Another enhancer that is fast gaining popularity is more incidental. Spices, particularly smoked hot chili peppers, have gained attention for their ability to add flavor kicks that can reduce the need for salt. Smoke-dried peppers from Sparkling River Farms (www.sparkling-river.com), Mt. Olive, Ark., contain no sodium and give an excellent boost to the umami characteristics typically associated with high-sodium smoked meats.
According to Sparkling River "head rancher" Fred Gray, there is a variety of ways to use different peppers and pepper preparation methods to compliment or contrast with other ingredients in a particular recipe. "Just as with salt, smoke flavor has a similar effect on other ingredients in most dishes or recipes. While enhancing the other flavors, it does not overpower them when used in an appropriate amount," he notes.
ConAgra Foods Inc.'s "Healthy Choice" line of frozen dinners makes use of stronger flavors from herbs and citrus to allow for lowered sodium.
Different peppers offer different spicy, sweet and salty flavors, behind any heat content that might be present, he says.

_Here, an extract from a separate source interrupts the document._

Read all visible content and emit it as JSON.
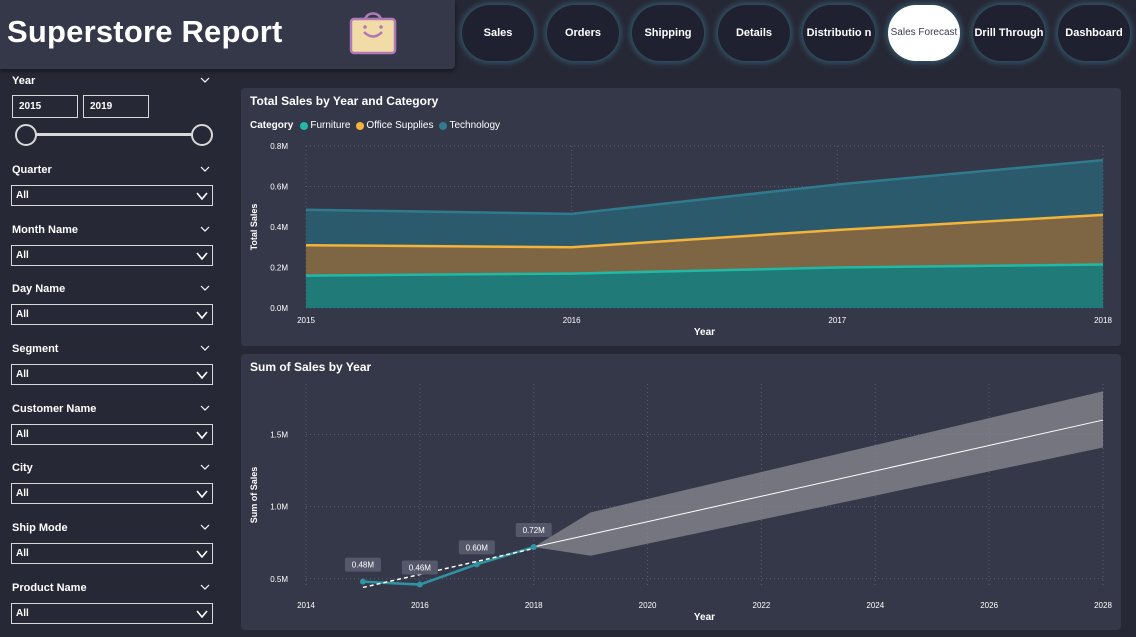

Any "wet" formulation with a cooking time of 20 minutes or more (to allow for pepper reconstitution and flavor release), such as soups, stews, chilies and sauces, is a candidate for smoke-dried peppers.
Morton Salt Inc. (www.mortonsalt.com), Chicago, has explored sodium reduction solutions for more than 40 years. "Over the years, we've learned that a standard strategy — coupled with sodium alternatives such as the potassium chloride family of ingredients — can provide a roadmap for sodium-reduction success," says Denise Lauer, Morton's director of communications.

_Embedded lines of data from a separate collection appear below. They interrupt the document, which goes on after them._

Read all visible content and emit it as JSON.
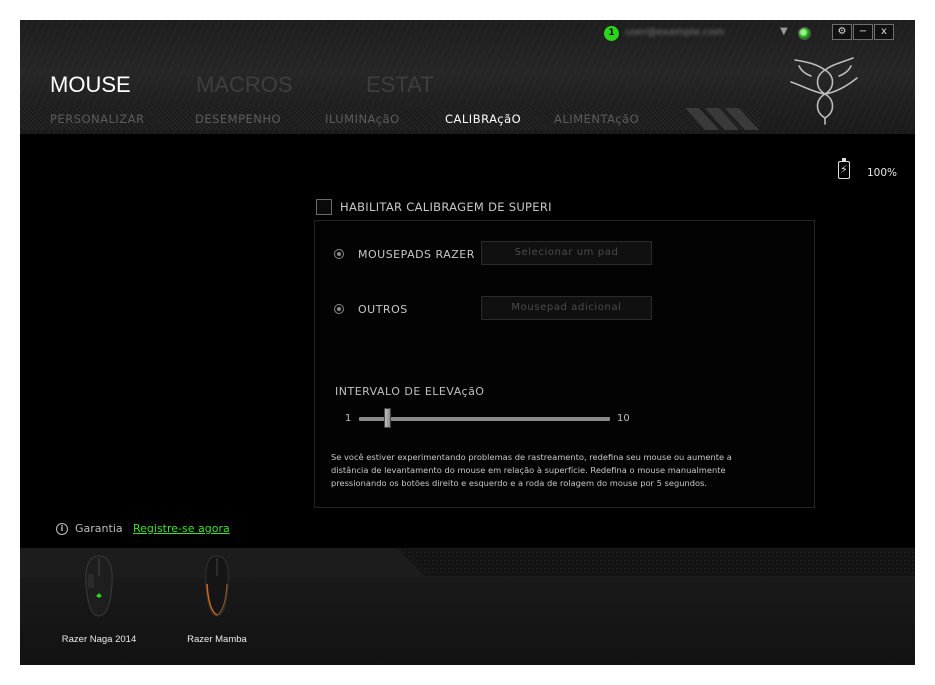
{
  "topbar": {
    "notification_count": "1",
    "account": "user@example.com",
    "dropdown_glyph": "▼",
    "buttons": [
      "⚙",
      "−",
      "x"
    ]
  },
  "main_tabs": [
    "MOUSE",
    "MACROS",
    "ESTAT"
  ],
  "sub_tabs": [
    "PERSONALIZAR",
    "DESEMPENHO",
    "ILUMINAçãO",
    "CALIBRAçãO",
    "ALIMENTAçãO"
  ],
  "active_sub_tab": "CALIBRAçãO",
  "battery": {
    "percent_text": "100%",
    "level": 100
  },
  "calibration": {
    "enable_label": "HABILITAR CALIBRAGEM DE SUPERI",
    "enabled": false,
    "options": [
      {
        "label": "MOUSEPADS RAZER",
        "button": "Selecionar um pad"
      },
      {
        "label": "OUTROS",
        "button": "Mousepad adicional"
      }
    ],
    "lift_range": {
      "title": "INTERVALO DE ELEVAçãO",
      "min": 1,
      "max": 10,
      "value": 2
    },
    "help_lines": [
      "Se você estiver experimentando problemas de rastreamento, redefina seu mouse ou aumente a",
      "distância de levantamento do mouse em relação à superfície. Redefina o mouse manualmente",
      "pressionando os botões direito e esquerdo e a roda de rolagem do mouse por 5 segundos."
    ]
  },
  "warranty": {
    "label": "Garantia",
    "link": "Registre-se agora"
  },
  "devices": [
    {
      "name": "Razer Naga 2014",
      "accent": "#2ad51c"
    },
    {
      "name": "Razer Mamba",
      "accent": "#d2691e"
    }
  ],
  "colors": {
    "accent": "#2ad51c",
    "link": "#3ee02c"
  }
}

The company offers a high-purity potassium chloride, KaliSel. It is a fine-particle-sized product already widely used by the food industry as a partial replacement for salt, replacing up to 33 percent of NaCl in many processed foods without affecting consumer taste acceptance.
KaliSel also functions as a taste enhancer, processing agent, stabilizer, gelling agent or preservative. It is used in the production of a broad range of products including meats, soups, sauces, snacks, dairy, prepared meals, sides, bread and baked goods.

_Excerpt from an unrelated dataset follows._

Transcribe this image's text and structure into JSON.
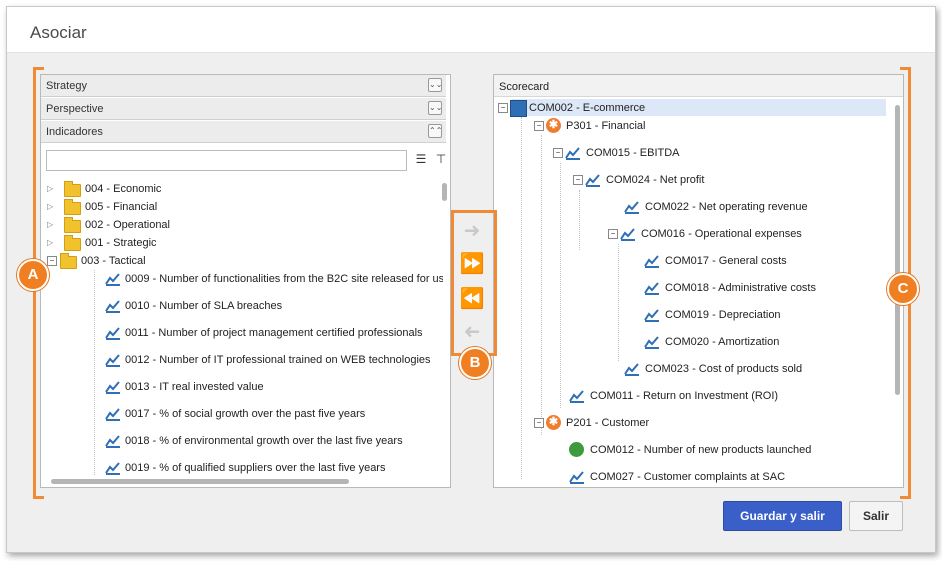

By partially substituting sodium chloride with other mineral salts, food manufacturers can reduce sodium in a cost-effective manner while offering products that deliver the added benefit of potassium, an essential nutrient, or other minerals used.
Other sodium-reduction solutions take advantage of surface area of crystal sizes, in some cases combining different ones for contrast on the palate. Morton Lite Salt Mixture is a 50/50 blend of sodium chloride and potassium chloride with a variety of salt-particle sizes and bulk densities for seasoning blends and topical applications such as snacks.
KCLean Salt is a sodium chloride with potassium chloride offered by Wixon Inc. (www.wixon.com), St. Francis, Wis. It includes a proprietary ingredient to mask bitter metallic aftertastes while delivering the salty taste desired in formulations. The company also offers Wix-Fresh Reduced Sodium System, a flavor modifier and sodium replacer specifically designed for the meat and poultry industry. This product can generate up to 50-percent reduction in sodium in dry and concentrated applications, such as rubs, marinades, injection systems and seasoning blends.
Sodium reduction remains one of the toughest challenges for the food industry today as manufacturers continue to explore solutions that can deliver on core requirements such as taste, nutrition, functionality and value.